__WORK REQUEST__.
Report the lines of the material that carry the string "Energy".

__EXCERPTED DATA__.
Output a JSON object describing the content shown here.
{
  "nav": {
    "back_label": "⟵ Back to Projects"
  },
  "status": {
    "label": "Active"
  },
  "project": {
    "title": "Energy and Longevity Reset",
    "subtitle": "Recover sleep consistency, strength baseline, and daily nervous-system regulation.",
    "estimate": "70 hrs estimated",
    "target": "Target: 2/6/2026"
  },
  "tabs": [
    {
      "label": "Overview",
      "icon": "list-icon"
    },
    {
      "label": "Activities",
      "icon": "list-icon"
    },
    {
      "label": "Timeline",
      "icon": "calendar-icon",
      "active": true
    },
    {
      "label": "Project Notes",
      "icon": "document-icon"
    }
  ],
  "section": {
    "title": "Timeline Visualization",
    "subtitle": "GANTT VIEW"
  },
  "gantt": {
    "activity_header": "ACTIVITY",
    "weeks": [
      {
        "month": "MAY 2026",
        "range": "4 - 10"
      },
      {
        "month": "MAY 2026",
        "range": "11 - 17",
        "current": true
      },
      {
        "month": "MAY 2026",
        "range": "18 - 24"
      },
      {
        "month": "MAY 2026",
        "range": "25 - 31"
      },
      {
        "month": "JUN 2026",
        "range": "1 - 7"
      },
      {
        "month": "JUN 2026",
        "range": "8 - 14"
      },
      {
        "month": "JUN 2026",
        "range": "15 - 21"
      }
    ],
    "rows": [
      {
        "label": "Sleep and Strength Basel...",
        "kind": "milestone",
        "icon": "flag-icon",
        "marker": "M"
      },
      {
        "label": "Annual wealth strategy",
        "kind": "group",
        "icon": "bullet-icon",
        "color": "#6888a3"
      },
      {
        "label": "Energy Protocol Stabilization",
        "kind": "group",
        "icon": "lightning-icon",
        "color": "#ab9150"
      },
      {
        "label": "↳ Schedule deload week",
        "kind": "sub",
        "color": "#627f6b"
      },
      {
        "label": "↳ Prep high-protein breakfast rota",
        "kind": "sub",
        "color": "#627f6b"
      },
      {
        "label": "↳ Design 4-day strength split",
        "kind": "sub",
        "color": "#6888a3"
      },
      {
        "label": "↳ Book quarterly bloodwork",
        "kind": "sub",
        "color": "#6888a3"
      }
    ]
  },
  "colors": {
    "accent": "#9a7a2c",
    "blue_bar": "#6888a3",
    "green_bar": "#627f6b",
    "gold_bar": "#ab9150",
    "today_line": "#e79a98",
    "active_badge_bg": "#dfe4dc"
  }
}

__PROBLEM SOLUTION__.
    "title": "Energy and Longevity Reset",
        "label": "Energy Protocol Stabilization",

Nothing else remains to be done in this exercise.